Hmm, yes this is a problem nowadays. There are so many bad stories about labels going bankrupt and having problems due to bad sales, but in my case it’s been still ok and manageable. Seriously speaking, I’m happy I’ve been running the label alone, without much help and no wages to pay, as so many proper companies have gone down or needed serious downscaling. I’m not an accountant but a producer running a label and maybe that’s the secret of it all. Moodmusic is more a lovewhatyoudo-thing than a smart business-oriented company. Surely we sell records and I earn a living out of it, but basically I’m just happy I can do what I love to do!

Dave DK makes Poppa Sasse proud on his debut album

Do you think mp3 blogs like mine hurt the music industry? Do you think blogs have a role in the future of dance music promotion?

pullquote2.jpg I think it’s a very good promotional tool and should be kept like that. The problem is when people only download music from illegal forums and blogs. How can anyone say you’re a fan of a producer and at the same time download the music for free, knowing the artist will not get paid for it. I totally understand you might wanna listen to the newest stuff before buying it or you need to have it before it’s available on the shops, but there must should be some kind of ethics in that too.

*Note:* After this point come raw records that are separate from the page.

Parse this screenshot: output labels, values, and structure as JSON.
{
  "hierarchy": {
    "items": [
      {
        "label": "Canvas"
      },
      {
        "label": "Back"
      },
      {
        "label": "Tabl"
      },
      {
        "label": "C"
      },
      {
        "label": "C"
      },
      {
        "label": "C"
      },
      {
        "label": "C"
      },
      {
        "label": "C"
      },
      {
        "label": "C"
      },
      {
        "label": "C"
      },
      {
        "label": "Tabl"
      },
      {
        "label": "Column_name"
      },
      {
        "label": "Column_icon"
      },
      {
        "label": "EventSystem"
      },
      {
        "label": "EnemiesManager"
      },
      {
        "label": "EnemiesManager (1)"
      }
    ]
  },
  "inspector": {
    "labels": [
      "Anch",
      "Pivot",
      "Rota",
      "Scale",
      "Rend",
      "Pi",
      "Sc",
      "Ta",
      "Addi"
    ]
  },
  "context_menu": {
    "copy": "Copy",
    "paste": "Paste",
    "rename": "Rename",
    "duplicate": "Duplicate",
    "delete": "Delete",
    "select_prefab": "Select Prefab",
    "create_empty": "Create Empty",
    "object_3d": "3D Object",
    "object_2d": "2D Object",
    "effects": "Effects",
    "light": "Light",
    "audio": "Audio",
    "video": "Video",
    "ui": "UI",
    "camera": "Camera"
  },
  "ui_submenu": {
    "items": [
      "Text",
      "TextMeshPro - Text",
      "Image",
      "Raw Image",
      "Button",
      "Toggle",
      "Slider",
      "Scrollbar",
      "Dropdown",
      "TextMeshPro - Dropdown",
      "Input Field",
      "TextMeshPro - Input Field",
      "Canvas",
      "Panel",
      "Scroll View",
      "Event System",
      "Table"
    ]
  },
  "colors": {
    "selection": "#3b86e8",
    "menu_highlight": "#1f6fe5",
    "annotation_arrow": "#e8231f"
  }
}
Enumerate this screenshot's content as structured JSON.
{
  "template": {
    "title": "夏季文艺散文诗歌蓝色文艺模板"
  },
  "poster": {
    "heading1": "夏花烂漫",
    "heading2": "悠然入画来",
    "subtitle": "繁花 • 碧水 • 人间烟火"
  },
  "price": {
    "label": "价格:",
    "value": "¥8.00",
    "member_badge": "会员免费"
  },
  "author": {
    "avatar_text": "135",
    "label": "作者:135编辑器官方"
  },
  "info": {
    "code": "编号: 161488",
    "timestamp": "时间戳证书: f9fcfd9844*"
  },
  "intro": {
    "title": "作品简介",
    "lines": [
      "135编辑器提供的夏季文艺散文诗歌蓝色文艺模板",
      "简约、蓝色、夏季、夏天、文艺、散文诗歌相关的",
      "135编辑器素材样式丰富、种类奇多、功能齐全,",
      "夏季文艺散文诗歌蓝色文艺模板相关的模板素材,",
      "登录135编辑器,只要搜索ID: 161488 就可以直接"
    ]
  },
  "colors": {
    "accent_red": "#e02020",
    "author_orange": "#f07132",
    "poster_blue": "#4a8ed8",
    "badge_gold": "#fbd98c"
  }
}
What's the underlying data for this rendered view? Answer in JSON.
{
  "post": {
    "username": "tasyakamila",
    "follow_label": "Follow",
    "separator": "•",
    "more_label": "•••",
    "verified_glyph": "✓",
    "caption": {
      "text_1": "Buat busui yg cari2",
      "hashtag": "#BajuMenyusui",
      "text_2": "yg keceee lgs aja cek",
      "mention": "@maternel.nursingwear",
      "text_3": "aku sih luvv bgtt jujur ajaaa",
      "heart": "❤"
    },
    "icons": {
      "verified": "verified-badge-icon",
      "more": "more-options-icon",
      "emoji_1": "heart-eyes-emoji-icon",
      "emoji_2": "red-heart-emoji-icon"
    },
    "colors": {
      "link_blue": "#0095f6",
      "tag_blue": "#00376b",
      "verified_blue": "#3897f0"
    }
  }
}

If you earn any respect as a DJ, you ought to be able to buy the music you play. And if you’re a fan, respect the artist.

There is no shortage of labels in dance music. What does Moodmusic do to stand out from the crowd?

I think we keep the quality high, release only music which we truly love and stand behind — and most of all, we rock the party!

Audio clip: Adobe Flash Player (version 9 or above) is required to play this audio clip. Download the latest version here. You also need to have JavaScript enabled in your browser.

As technology advances further, vinyl is moving closer to becoming obsolete to many DJs. What are your feelings on this? Do you think the end of vinyl is in sight?

I think vinyl will be there for some time still. There’s always people who prefer vinyl and we’ll keep pressing those records — even if the quantities go down I’m willing to sacrifice any profit by producing vinyl. If it’s gonna be 300 instead of 3000, we’re gonna do it. Seriously speaking, the situation is hard for a lot of shops and distributors and a lot of people are depending on the industry to keep running so as a record label I need to respect that. Vinyl is where we come from so I think we should keep it alive.

What are a few other labels you respect/revere most?

There’s so many labels I love, can’t say more about it. Check my next DJ gig and you’ll know more…

What can we expect from Moodmusic in the next year or so?

In September I will release my solo album as Sasse. It’s gonna be called Toinen, which means 2nd in Finnish and will continue where my first album, Made Within The Upper Stairs Of Heaven ended. It’s not purely this or that, but has a strong early house feel to it and I hope people will enjoy it. The first single “New Sun Day” will hit the shops before the summer, so I’m really looking forward to that!

Then we have a few new signings: Naughty aka Filippo Moscatello who released the excellent “World Of A Woman” single last year is working on a Italo inspired album and it should hit the shops end of 2008. Also we have a new band called Penner+Muder who’s first single “Are You Lost” is one hell of a tune — you can actually hear it on my RA podcast as the last track. The guys are working also on a full length album and I’m really excited about the project. Other than that, Dave DK and Dirt Crew will have some new stuff coming out soon.

Your email is never shared. Required fields are marked *


Popular posts in feature

  • None found